I’m in Tacloban, which was ground zero of the November typhoon in the Philippines. Survivors observed today by placing red and white balloons all over the city’s ravaged waterfront, with the slogan “Keep the love alive” and the handwritten name of one of the UN agencies or NGOs working here.
I got back from a remote village in time to spend the last two hours of daylight there, and the main street was lined with hundreds of people holding balloons. Just about everyone I met wished me “Happy Valentine’s Day.” Among them was Oscar Mabini, a grizzled old man holding a balloon and a photo of his daughter Cristina, who died in the storm along with two of her children. I talked with him for a while, and like everyone else I’ve met here, he repeatedly voiced his appreciation for the way the world has helped.

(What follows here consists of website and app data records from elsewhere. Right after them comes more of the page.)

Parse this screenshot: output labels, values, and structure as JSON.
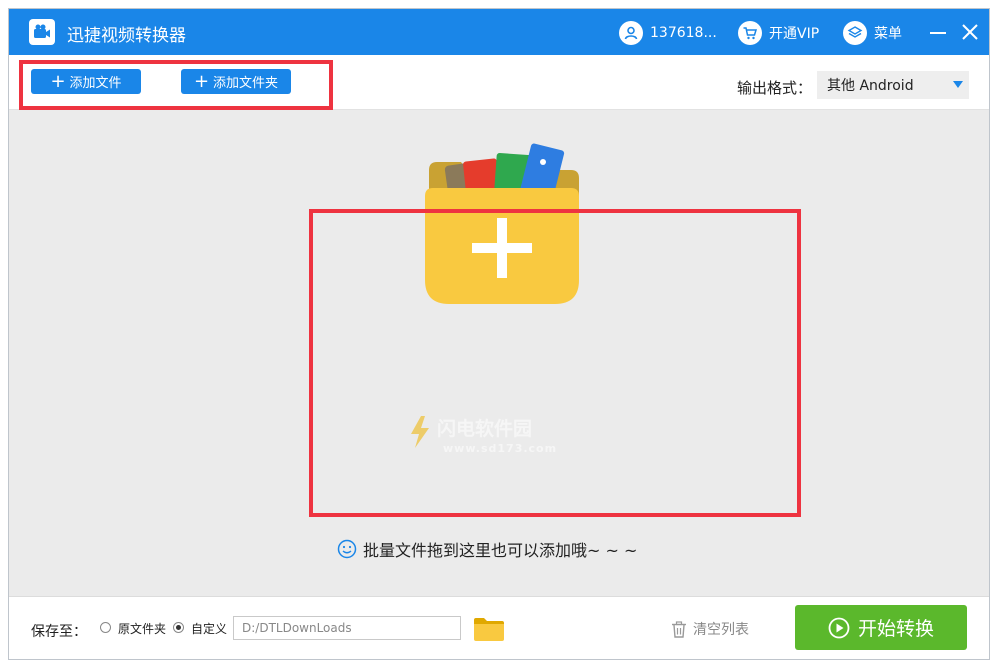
{
  "app": {
    "title": "迅捷视频转换器"
  },
  "titlebar": {
    "user_label": "137618...",
    "vip_label": "开通VIP",
    "menu_label": "菜单"
  },
  "toolbar": {
    "add_file_label": "添加文件",
    "add_folder_label": "添加文件夹",
    "output_format_label": "输出格式：",
    "output_format_value": "其他  Android"
  },
  "drop_zone": {
    "hint": "批量文件拖到这里也可以添加哦~ ~ ~",
    "watermark_title": "闪电软件园",
    "watermark_url": "www.sd173.com"
  },
  "footer": {
    "save_to_label": "保存至：",
    "option_original": "原文件夹",
    "option_custom": "自定义",
    "selected_option": "custom",
    "path_value": "D:/DTLDownLoads",
    "clear_list_label": "清空列表",
    "start_label": "开始转换"
  },
  "colors": {
    "accent": "#1a86e8",
    "start_green": "#5bb82c",
    "highlight_red": "#ee3340",
    "folder_yellow": "#f9c940"
  }
}
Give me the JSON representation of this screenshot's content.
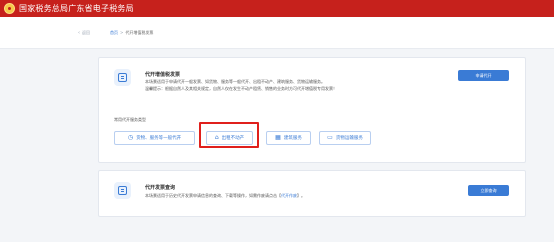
{
  "header": {
    "site_title": "国家税务总局广东省电子税务局"
  },
  "nav": {
    "back_label": "返回",
    "back_icon": "arrow-left-icon",
    "breadcrumb": {
      "home": "首页",
      "separator": ">",
      "current": "代开增值税发票"
    }
  },
  "card_vat": {
    "title": "代开增值税发票",
    "desc_line1": "本场景适用于申请代开一般发票、如货物、服务等一般代开、出租不动产、建筑服务、货物运输服务。",
    "desc_line2": "温馨提示：根据自然人及其相关规定，自然人仅在发生不动产租赁、销售的业务时方可代开增值税专用发票！",
    "apply_button": "申请代开",
    "section_label": "常用代开服务类型",
    "service_types": [
      {
        "label": "货物、服务等一般代开",
        "icon": "clock-icon"
      },
      {
        "label": "出租不动产",
        "icon": "house-icon"
      },
      {
        "label": "建筑服务",
        "icon": "building-icon"
      },
      {
        "label": "货物运输服务",
        "icon": "truck-icon"
      }
    ]
  },
  "card_query": {
    "title": "代开发票查询",
    "desc_prefix": "本场景适用于历史代开发票申请信息的查询、下载等操作，如需作废请点击【",
    "desc_link": "代开作废",
    "desc_suffix": "】。",
    "enter_button": "立即查询"
  },
  "colors": {
    "brand_red": "#c6211c",
    "primary_blue": "#3a7bd5",
    "highlight_red": "#e0201c"
  }
}
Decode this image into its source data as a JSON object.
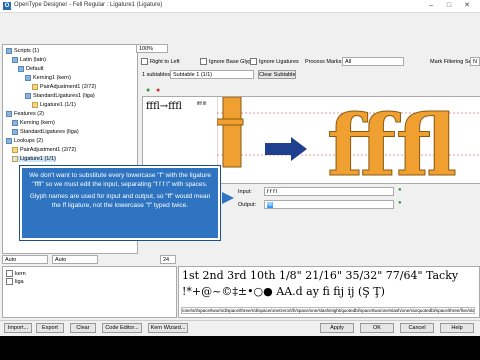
{
  "window": {
    "title": "OpenType Designer - Fell Regular : Ligature1 (Ligature)",
    "minimize": "–",
    "maximize": "□",
    "close": "✕"
  },
  "tree": {
    "items": [
      {
        "label": "Scripts (1)",
        "indent": 0
      },
      {
        "label": "Latin (latn)",
        "indent": 1
      },
      {
        "label": "Default",
        "indent": 2
      },
      {
        "label": "Kerning1 (kern)",
        "indent": 3
      },
      {
        "label": "PairAdjustment1 (2/72)",
        "indent": 4
      },
      {
        "label": "StandardLigatures1 (liga)",
        "indent": 3
      },
      {
        "label": "Ligature1 (1/1)",
        "indent": 4
      },
      {
        "label": "Features (2)",
        "indent": 0
      },
      {
        "label": "Kerning (kern)",
        "indent": 1
      },
      {
        "label": "StandardLigatures (liga)",
        "indent": 1
      },
      {
        "label": "Lookups (2)",
        "indent": 0
      },
      {
        "label": "PairAdjustment1 (2/72)",
        "indent": 1
      },
      {
        "label": "Ligature1 (1/1)",
        "indent": 1
      }
    ]
  },
  "toolbar": {
    "zoom": "100%",
    "right_to_left": "Right to Left",
    "ignore_base_glyphs": "Ignore Base Glyphs",
    "ignore_ligatures": "Ignore Ligatures",
    "process_marks_label": "Process Marks:",
    "process_marks_value": "All",
    "mark_filtering_label": "Mark Filtering Set:",
    "mark_filtering_value": "N",
    "subtables_label": "1 subtables:",
    "subtable_value": "Subtable 1 (1/1)",
    "clear_subtable": "Clear Subtable"
  },
  "glyph_list": {
    "entry": "fffl→fffl",
    "small_names": "ffff ffl"
  },
  "editor": {
    "input_label": "Input:",
    "input_value": "f f f l",
    "output_label": "Output:",
    "output_value": "fffl"
  },
  "callout": {
    "para1": "We don't want to substitute every lowercase \"f\" with the ligature \"fffl\" so we must edit the input, separating \"f f f l\" with spaces.",
    "para2": "Glyph names are used for input and output, so \"ff\" would mean the ff ligature, not the lowercase \"f\" typed twice."
  },
  "preview_controls": {
    "combo1": "Auto",
    "combo2": "Auto",
    "size": "24"
  },
  "features_list": [
    "kern",
    "liga"
  ],
  "preview": {
    "line1": "1st 2nd 3rd 10th 1/8\" 21/16\" 35/32\" 77/64\" Tacky",
    "line2": "!*+@~©‡±•○● AA.d ay fi fij ij (Ş Ţ)",
    "path_text": "/one/s/t/space/two/n/d/space/three/r/d/space/one/zero/t/h/space/one/slash/eight/quotedbl/space/two/one/slash/one/six/quotedbl/space/three/five/slash/three/two"
  },
  "buttons": {
    "import": "Import...",
    "export": "Export",
    "clear": "Clear",
    "code_editor": "Code Editor...",
    "kern_wizard": "Kern Wizard...",
    "apply": "Apply",
    "ok": "OK",
    "cancel": "Cancel",
    "help": "Help"
  },
  "colors": {
    "callout_bg": "#2e74c0",
    "glyph_fill": "#f0a030",
    "arrow": "#1f3f8f"
  }
}
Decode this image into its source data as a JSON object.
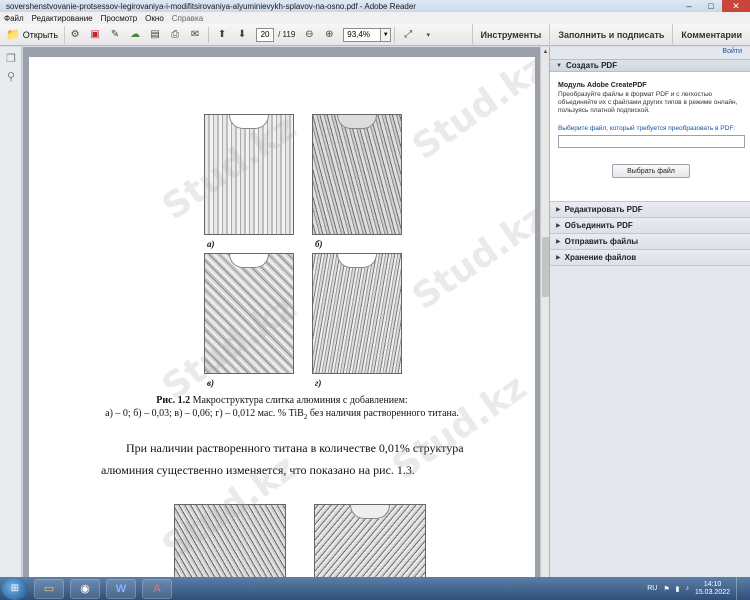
{
  "window": {
    "title": "sovershenstvovanie-protsessov-legirovaniya-i-modifitsirovaniya-alyuminievykh-splavov-na-osno.pdf - Adobe Reader",
    "minimize": "–",
    "maximize": "□",
    "close": "✕"
  },
  "menu": {
    "items": [
      "Файл",
      "Редактирование",
      "Просмотр",
      "Окно",
      "Справка"
    ]
  },
  "toolbar": {
    "open_label": "Открыть",
    "page_current": "20",
    "page_total": "/ 119",
    "zoom": "93,4%",
    "tools_label": "Инструменты",
    "fill_sign_label": "Заполнить и подписать",
    "comments_label": "Комментарии"
  },
  "document": {
    "fig_labels": [
      "а)",
      "б)",
      "в)",
      "г)"
    ],
    "caption_prefix": "Рис. 1.2",
    "caption_line1_rest": " Макроструктура слитка алюминия с добавлением:",
    "caption_line2": "а) – 0; б) – 0,03; в) – 0,06; г) – 0,012 мас. % TiB",
    "caption_sub": "2",
    "caption_line2_end": " без наличия растворенного титана.",
    "para_line1": "При наличии растворенного титана в количестве 0,01% структура",
    "para_line2": "алюминия существенно изменяется, что показано на рис. 1.3.",
    "watermark": "Stud.kz"
  },
  "right_panel": {
    "login": "Войти",
    "create_pdf": "Создать PDF",
    "module_title": "Модуль Adobe CreatePDF",
    "module_desc": "Преобразуйте файлы в формат PDF и с легкостью объединяйте их с файлами других типов в режиме онлайн, пользуясь платной подпиской.",
    "choose_file_label": "Выберите файл, который требуется преобразовать в PDF:",
    "choose_button": "Выбрать файл",
    "sections": [
      "Редактировать PDF",
      "Объединить PDF",
      "Отправить файлы",
      "Хранение файлов"
    ]
  },
  "taskbar": {
    "lang": "RU",
    "time": "14:10",
    "date": "15.03.2022"
  }
}
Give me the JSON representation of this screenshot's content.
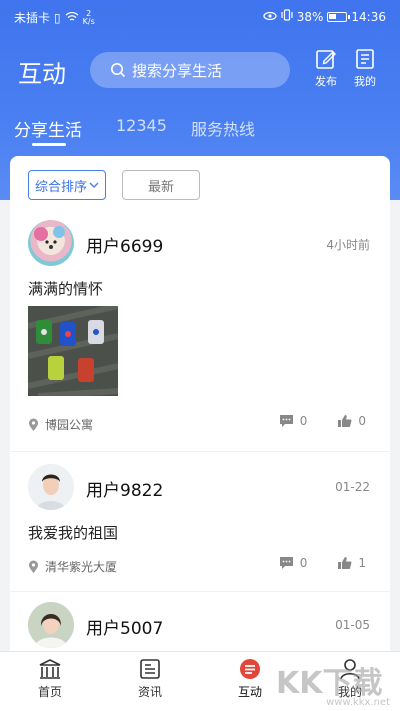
{
  "status_bar": {
    "carrier": "未插卡",
    "net_speed_top": "2",
    "net_speed_unit": "K/s",
    "battery_percent": "38%",
    "battery_level": 0.38,
    "time": "14:36"
  },
  "header": {
    "title": "互动",
    "search_placeholder": "搜索分享生活",
    "publish_label": "发布",
    "mine_label": "我的"
  },
  "tabs": [
    {
      "label": "分享生活",
      "active": true
    },
    {
      "label": "12345",
      "active": false
    },
    {
      "label": "服务热线",
      "active": false
    }
  ],
  "sort": {
    "options": [
      "综合排序",
      "最新"
    ],
    "selected": "综合排序"
  },
  "posts": [
    {
      "user": "用户6699",
      "time": "4小时前",
      "text": "满满的情怀",
      "location": "博园公寓",
      "comments": "0",
      "likes": "0"
    },
    {
      "user": "用户9822",
      "time": "01-22",
      "text": "我爱我的祖国",
      "location": "清华紫光大厦",
      "comments": "0",
      "likes": "1"
    },
    {
      "user": "用户5007",
      "time": "01-05"
    }
  ],
  "bottom_nav": [
    {
      "label": "首页",
      "icon": "home-icon"
    },
    {
      "label": "资讯",
      "icon": "news-icon"
    },
    {
      "label": "互动",
      "icon": "chat-icon",
      "active": true
    },
    {
      "label": "我的",
      "icon": "profile-icon"
    }
  ],
  "watermark": {
    "text": "KK下载",
    "url": "www.kkx.net"
  },
  "colors": {
    "primary": "#4a7ff2",
    "active_tab": "#e2453a"
  }
}
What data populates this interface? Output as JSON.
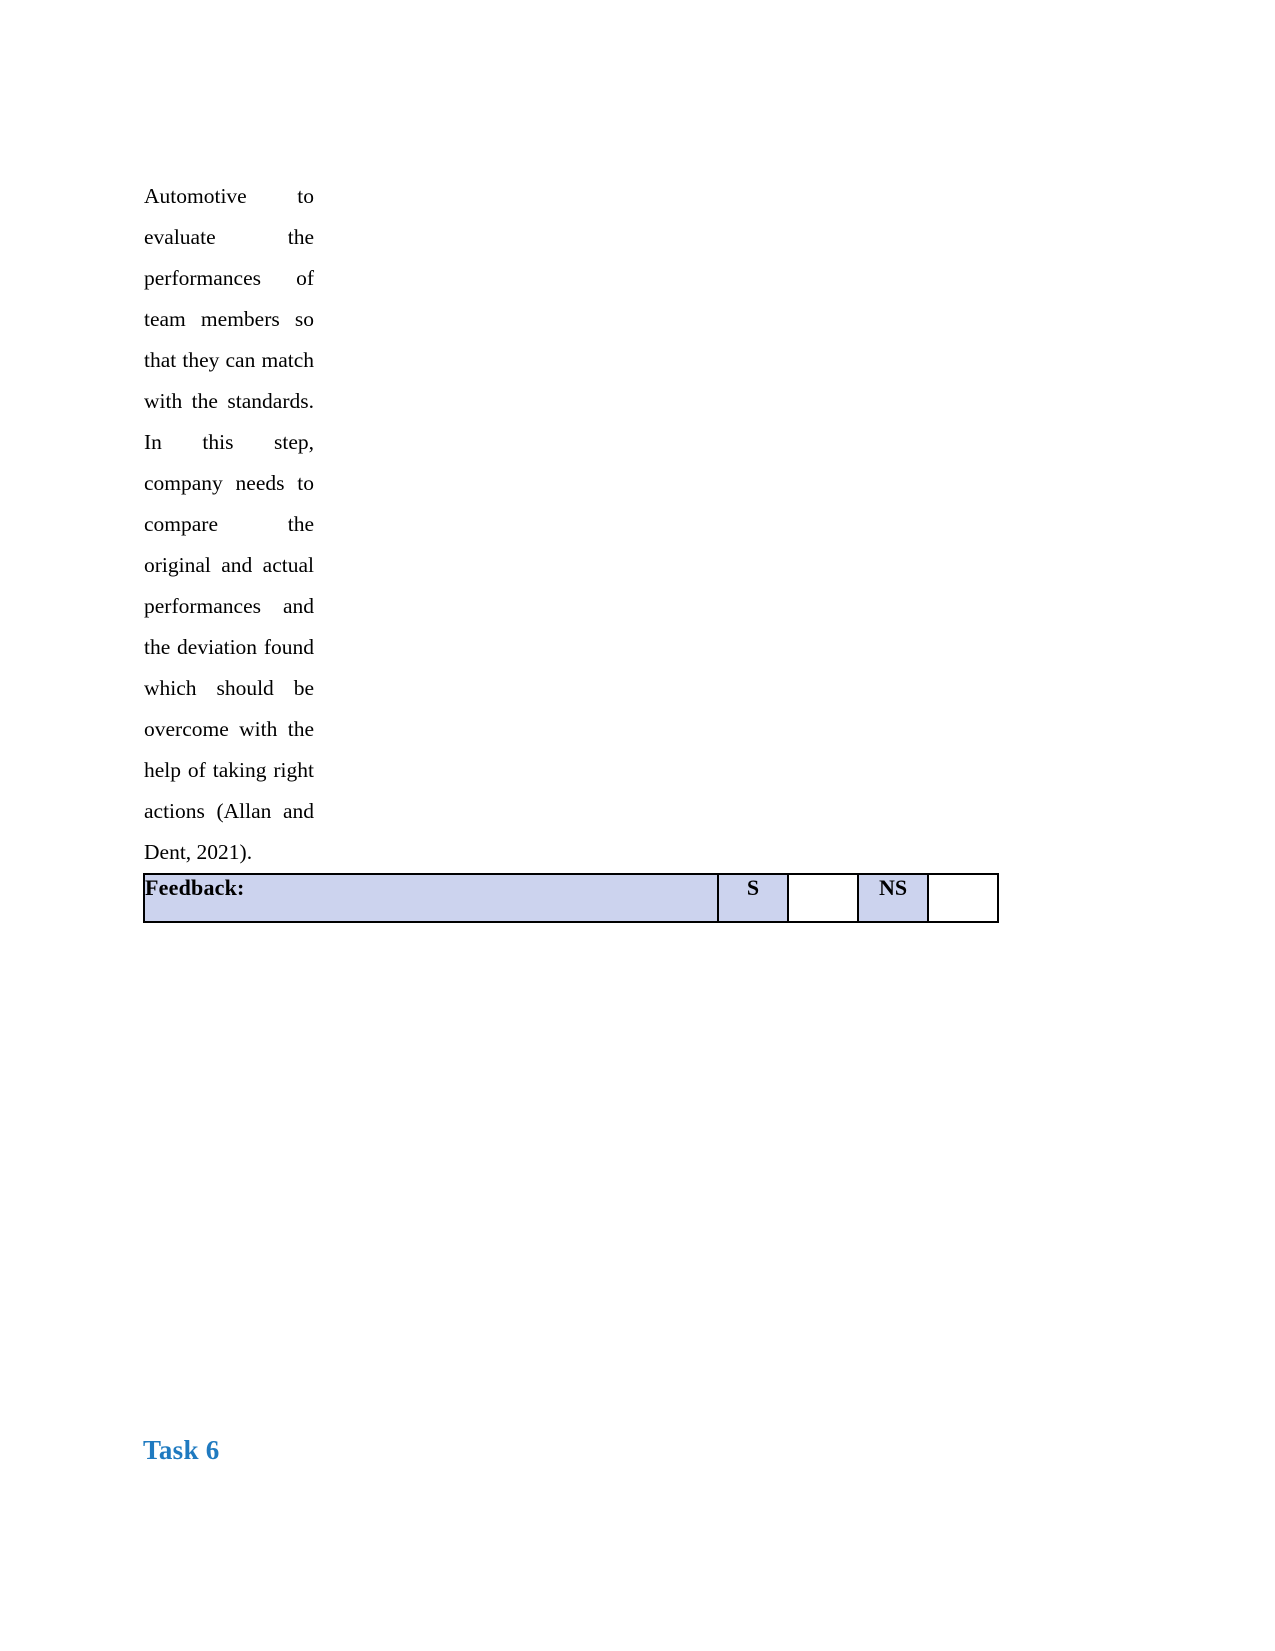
{
  "document": {
    "page_background": "#ffffff",
    "text_color": "#000000"
  },
  "table": {
    "name": "assessment-feedback-table",
    "border_color": "#000000",
    "highlight_color": "#ccd3ee",
    "body_cell": {
      "paragraph": "Automotive to evaluate the performances of team members so that they can match with the standards. In this step, company needs to compare the original and actual performances and the deviation found which should be overcome with the help of taking right actions (Allan and Dent, 2021)."
    },
    "feedback_row": {
      "label": "Feedback:",
      "satisfactory_label": "S",
      "satisfactory_value": "",
      "not_satisfactory_label": "NS",
      "not_satisfactory_value": ""
    },
    "trailing_row": {
      "value": ""
    }
  },
  "heading": {
    "task_title": "Task 6",
    "color": "#1f7ac0"
  }
}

I’m struck by two things here: the resilient nature of Filipinos and Filipinas to work hard to be survivors, and not simply victims, and the incredible grace that they display toward those whose solidarity has helped in some way. Amid the ruins of Typhoon Haiyan, it is indeed a happy Valentine’s Day.
By Paul Jeffrey, a United Methodist photojournalist